We landed back in Alice Springs again for what we hoped would be a quick in-and-out of town but it quickly amounted to hours as we got through fuel, water, laundry, shopping…etc. We decided to find a camp just out of town and various tracks off along the Emily River brought us to several options and we set up in the dry riverbed.
The next morning we were only minutes away from Emily Gap and did the short walk through.

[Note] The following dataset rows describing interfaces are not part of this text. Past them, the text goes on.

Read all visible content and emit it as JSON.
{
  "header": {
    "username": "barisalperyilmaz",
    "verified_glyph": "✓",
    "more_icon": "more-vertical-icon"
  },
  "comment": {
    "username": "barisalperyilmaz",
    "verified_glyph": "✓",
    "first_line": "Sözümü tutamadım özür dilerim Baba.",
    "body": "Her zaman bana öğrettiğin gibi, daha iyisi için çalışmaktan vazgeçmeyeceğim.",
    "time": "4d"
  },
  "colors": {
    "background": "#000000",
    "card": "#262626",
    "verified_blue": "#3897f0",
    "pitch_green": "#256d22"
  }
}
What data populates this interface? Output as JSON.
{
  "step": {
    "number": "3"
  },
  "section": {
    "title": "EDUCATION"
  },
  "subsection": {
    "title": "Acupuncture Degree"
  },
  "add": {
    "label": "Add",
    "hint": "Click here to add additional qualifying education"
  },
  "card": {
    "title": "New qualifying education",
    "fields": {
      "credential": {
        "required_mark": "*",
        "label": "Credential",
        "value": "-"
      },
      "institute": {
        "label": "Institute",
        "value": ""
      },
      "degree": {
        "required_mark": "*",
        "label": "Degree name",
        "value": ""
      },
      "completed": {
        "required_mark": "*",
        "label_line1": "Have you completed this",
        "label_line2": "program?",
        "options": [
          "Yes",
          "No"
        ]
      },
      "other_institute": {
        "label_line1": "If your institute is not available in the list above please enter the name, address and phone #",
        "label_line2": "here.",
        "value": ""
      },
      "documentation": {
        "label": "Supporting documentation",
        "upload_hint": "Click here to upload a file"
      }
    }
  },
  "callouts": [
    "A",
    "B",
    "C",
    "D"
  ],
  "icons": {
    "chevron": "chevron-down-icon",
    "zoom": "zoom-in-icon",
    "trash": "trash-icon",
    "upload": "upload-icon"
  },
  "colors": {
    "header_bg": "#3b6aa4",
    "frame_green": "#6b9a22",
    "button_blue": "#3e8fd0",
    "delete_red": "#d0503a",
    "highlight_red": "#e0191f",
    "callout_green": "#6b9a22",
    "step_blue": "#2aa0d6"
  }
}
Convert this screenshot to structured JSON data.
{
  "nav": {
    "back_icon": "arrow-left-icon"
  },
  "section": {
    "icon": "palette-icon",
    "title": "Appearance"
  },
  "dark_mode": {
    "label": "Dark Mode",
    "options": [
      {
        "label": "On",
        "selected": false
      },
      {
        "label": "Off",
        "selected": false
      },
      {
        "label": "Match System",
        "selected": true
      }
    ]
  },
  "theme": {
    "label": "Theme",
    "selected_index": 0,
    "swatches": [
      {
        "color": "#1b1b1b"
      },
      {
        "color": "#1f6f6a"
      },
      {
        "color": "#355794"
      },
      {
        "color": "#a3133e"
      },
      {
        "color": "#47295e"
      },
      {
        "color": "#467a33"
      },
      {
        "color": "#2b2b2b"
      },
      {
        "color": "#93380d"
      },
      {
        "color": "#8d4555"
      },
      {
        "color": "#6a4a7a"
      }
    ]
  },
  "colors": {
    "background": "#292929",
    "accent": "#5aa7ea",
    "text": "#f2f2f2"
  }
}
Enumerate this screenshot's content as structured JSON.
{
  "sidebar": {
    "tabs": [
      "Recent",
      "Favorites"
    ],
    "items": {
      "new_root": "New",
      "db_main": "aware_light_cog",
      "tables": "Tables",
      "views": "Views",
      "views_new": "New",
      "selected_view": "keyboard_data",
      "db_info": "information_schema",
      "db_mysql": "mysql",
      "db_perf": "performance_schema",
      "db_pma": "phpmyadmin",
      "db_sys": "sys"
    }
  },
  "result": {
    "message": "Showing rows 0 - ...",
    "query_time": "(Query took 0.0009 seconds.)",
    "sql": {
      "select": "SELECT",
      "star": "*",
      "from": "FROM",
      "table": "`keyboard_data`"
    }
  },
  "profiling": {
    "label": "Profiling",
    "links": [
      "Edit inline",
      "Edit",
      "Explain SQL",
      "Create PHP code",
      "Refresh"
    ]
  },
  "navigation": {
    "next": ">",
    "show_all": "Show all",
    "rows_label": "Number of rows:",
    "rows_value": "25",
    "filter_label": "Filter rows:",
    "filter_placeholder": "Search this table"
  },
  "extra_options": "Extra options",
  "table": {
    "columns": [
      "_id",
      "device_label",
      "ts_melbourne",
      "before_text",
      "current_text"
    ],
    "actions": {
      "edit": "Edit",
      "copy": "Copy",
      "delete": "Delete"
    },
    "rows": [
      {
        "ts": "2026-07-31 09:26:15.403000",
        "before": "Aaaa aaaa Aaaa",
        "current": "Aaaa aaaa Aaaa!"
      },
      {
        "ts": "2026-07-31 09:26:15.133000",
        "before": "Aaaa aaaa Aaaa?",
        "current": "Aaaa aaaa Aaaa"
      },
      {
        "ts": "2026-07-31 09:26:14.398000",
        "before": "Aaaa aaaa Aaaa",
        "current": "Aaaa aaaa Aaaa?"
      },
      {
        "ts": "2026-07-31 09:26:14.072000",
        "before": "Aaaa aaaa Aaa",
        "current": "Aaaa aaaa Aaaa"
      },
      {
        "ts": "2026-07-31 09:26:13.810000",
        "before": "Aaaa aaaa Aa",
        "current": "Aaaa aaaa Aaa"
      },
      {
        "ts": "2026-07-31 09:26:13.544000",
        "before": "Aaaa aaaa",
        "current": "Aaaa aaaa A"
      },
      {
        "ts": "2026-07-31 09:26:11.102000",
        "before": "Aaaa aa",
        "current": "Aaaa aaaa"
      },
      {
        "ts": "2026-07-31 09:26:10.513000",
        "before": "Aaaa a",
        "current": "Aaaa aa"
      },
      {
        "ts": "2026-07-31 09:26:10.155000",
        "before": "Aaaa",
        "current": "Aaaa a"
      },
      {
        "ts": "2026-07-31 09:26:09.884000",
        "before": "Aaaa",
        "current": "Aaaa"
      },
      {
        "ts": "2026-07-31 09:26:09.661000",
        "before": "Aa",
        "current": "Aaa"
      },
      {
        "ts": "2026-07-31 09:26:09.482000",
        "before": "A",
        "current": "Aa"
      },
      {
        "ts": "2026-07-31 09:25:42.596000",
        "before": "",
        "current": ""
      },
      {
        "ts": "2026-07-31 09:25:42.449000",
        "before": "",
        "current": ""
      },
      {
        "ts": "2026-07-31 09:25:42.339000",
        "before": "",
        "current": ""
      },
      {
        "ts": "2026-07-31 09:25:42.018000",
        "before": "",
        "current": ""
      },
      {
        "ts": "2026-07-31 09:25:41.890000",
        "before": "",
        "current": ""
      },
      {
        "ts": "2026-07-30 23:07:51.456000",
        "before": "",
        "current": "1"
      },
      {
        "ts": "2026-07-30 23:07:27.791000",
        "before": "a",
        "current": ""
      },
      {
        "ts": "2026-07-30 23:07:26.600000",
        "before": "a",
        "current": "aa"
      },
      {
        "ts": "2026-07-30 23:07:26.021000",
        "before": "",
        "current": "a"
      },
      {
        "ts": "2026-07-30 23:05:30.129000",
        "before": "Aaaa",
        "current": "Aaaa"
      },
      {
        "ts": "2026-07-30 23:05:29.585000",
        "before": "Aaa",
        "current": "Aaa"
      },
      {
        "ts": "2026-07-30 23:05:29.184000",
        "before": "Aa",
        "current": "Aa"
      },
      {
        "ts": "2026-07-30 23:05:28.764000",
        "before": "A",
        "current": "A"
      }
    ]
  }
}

These gaps are pretty small breaks in the MacDonnell Ranges and even the nature reserves protecting them are probably only 100metres wide.
There’s some interesting rock art which depicts the caterpillar (which is one of the main Dreaming stories in this area). We saw a big Euro kangaroo and then were lucky enough to see a Black-footed Rock Wallaby which was right down near us in the gorge but quickly hopped up into the security of the boulders once we got too close.
The boys collected some shotgun cartridges from the other end of the gorge because that’s what boys do. Next stop was Jessie Gap where a ranger was doing a talk about snails which we missed most of (too much time spent collecting shotgun cartridges….). Another brief stop in a small gorge.
Next stop along our route was Corroboree Rock which was interesting – you don’t realise what a narrow outcrop of rock it is until you do the short walk around and see it from every angle. There’s never been a Corroboree here – amazing how white fellas put names to places. That was our lunch stop and we pushed on to Trephina Gorge to camp for the night.
This is an awesome spot – three different camping areas, water taps to each campsite, and a series of walks in and around the gorge. We had a nice private bushy campsite.
Josh and Lachie headed off straightaway to walk up and around the escarpment – the silence is incredible. The dry sandy river bed has steep red cliffs and the last small waterhole attracts great birds – the spectacular red of the Painted Finch was a highlight.
Some small rock art is still visible – sort of an asterisk style which is probably the caterpillar story again. We ended up not being able to leave – we stayed three nights and it was great.
The resident ranger did a great talk which had everyone captivated.The three days we were there happened to be three days of small burns to try and control the terrible weed, Buffel Grass, which is taking over the spinifex in some areas and creating high fuel loads and hotter fires. So that was a bit of action while they were burning right next to our campsite. Another family with four boys was camping nearby and our camp was a dusty BMX track for much of the time. It was great having unlimited water so we could boil up some hot water for showers.
We did a day trip out to Ross River Homestead where the boys got shown the “dudgeon” which was a cool storage room in the original building. Then out to Arltunga – an old gold mining town – at one stage the biggest town in the NT when the rush was on – the ruins include the police house with separate lockup, the assayers residence and office which was controversial being near the stamping/crushing machine which some miners thought affected the correct weighing of their gold. Cyanide pits and lots of other stuff which some of the history of has been lost. There’s a good visitor centre with a video showing stories and lots of equipment and artefacts remaining.
But it’s the remoteness and harsh living conditions that is the true story here – how these blokes made it out here pushing their home-made wheel barrows containing all their possessions through the scrub for hundreds of kilometres is just incredible – you can only hope that some made some money.